Emergency department triage: do experienced nurses agree on triage scores?

Clémence Dallaire, Julien Poitras, Karine Aubin, André Lavoie, Lynne Moore
Journal of Emergency Medicine 2012, 42 (6): 736-40

BACKGROUND: The reproducibility of the Canadian Triage & Acuity Scale (CTAS), designed and introduced in the late 1990s in all Canadian emergency departments (EDs), has been studied mostly using measures of interrater agreement. However, each of these studies shares a common limitation: the nurses had received fresh CTAS training, which is likely to have led to an overestimation of the reproducibility of CTAS.

OBJECTIVES: This study aims to assess the interrater reliability of the CTAS in current clinical practice, that is, as used by experienced ED nurses without recent certification or recertification.

METHODS: A prospective sample of 100 patients arriving by ambulance was identified and yielded a set of 100 written scenarios. Five experienced ED nurses reviewed and blindly assigned a CTAS score to each scenario. The agreement among nurses was measured using the Kappa statistic calculated with quadratic weights. Kappa values were generated for each pair of nurses and a global Kappa coefficient was calculated to measure overall agreement.

RESULTS: Overall interrater agreement was moderate, with a global Kappa of 0.44 (95% confidence interval 0.40-0.48). However, pairwise, Kappa values were heterogeneous (0.30 to 0.61, p=0.0013).

CONCLUSIONS: The moderate interrater agreement observed in this study is disappointingly low and suggests that CTAS reliability may be lower than expected, and this warrants further research. Intra-observer reliability of CTAS should be ascertained more extensively among experienced nurses, and a future evaluation should involve several institutions.

Full Text Links

Find Full Text Links for this Article


You are not logged in. Sign Up or Log In to join the discussion.

Related Papers

Remove bar
Read by QxMD icon Read

Save your favorite articles in one place with a free QxMD account.


Search Tips

Use Boolean operators: AND/OR

diabetic AND foot
diabetes OR diabetic

Exclude a word using the 'minus' sign

Virchow -triad

Use Parentheses

water AND (cup OR glass)

Add an asterisk (*) at end of a word to include word stems

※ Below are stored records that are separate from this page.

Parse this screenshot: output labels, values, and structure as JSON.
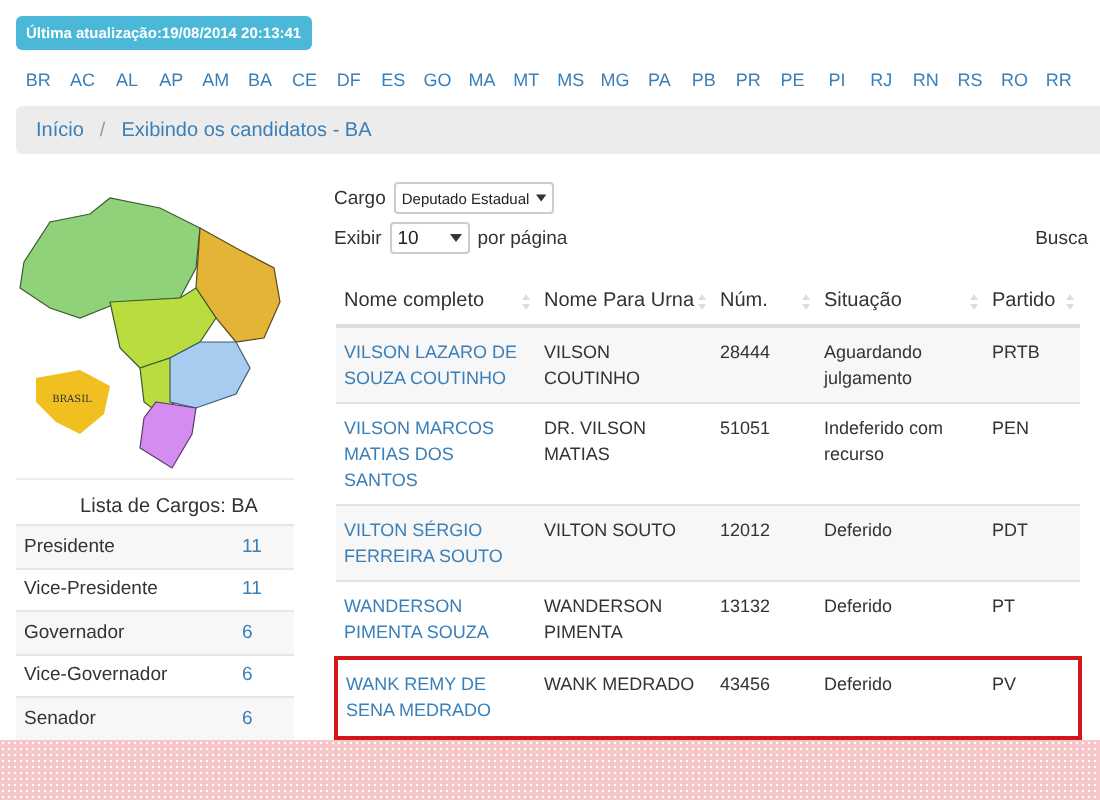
{
  "update_badge": "Última atualização:19/08/2014 20:13:41",
  "states": [
    "BR",
    "AC",
    "AL",
    "AP",
    "AM",
    "BA",
    "CE",
    "DF",
    "ES",
    "GO",
    "MA",
    "MT",
    "MS",
    "MG",
    "PA",
    "PB",
    "PR",
    "PE",
    "PI",
    "RJ",
    "RN",
    "RS",
    "RO",
    "RR"
  ],
  "breadcrumb": {
    "items": [
      "Início",
      "Exibindo os candidatos - BA"
    ],
    "separator": "/"
  },
  "map": {
    "inset_label": "BRASIL"
  },
  "cargos": {
    "title": "Lista de Cargos: BA",
    "items": [
      {
        "name": "Presidente",
        "count": "11"
      },
      {
        "name": "Vice-Presidente",
        "count": "11"
      },
      {
        "name": "Governador",
        "count": "6"
      },
      {
        "name": "Vice-Governador",
        "count": "6"
      },
      {
        "name": "Senador",
        "count": "6"
      }
    ]
  },
  "filters": {
    "cargo_label": "Cargo",
    "cargo_value": "Deputado Estadual",
    "show_label": "Exibir",
    "show_value": "10",
    "per_page_label": "por página",
    "search_label": "Busca"
  },
  "table": {
    "columns": [
      "Nome completo",
      "Nome Para Urna",
      "Núm.",
      "Situação",
      "Partido"
    ],
    "rows": [
      {
        "cells": [
          "VILSON LAZARO DE SOUZA COUTINHO",
          "VILSON COUTINHO",
          "28444",
          "Aguardando julgamento",
          "PRTB"
        ],
        "highlighted": false
      },
      {
        "cells": [
          "VILSON MARCOS MATIAS DOS SANTOS",
          "DR. VILSON MATIAS",
          "51051",
          "Indeferido com recurso",
          "PEN"
        ],
        "highlighted": false
      },
      {
        "cells": [
          "VILTON SÉRGIO FERREIRA SOUTO",
          "VILTON SOUTO",
          "12012",
          "Deferido",
          "PDT"
        ],
        "highlighted": false
      },
      {
        "cells": [
          "WANDERSON PIMENTA SOUZA",
          "WANDERSON PIMENTA",
          "13132",
          "Deferido",
          "PT"
        ],
        "highlighted": false
      },
      {
        "cells": [
          "WANK REMY DE SENA MEDRADO",
          "WANK MEDRADO",
          "43456",
          "Deferido",
          "PV"
        ],
        "highlighted": true
      }
    ]
  }
}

Neuro* will search for Neurology, Neuroscientist, Neurological, and so on

Use quotes to search for an exact phrase

"primary prevention of cancer"
(heart or cardiac or cardio*) AND arrest -"American Heart Association"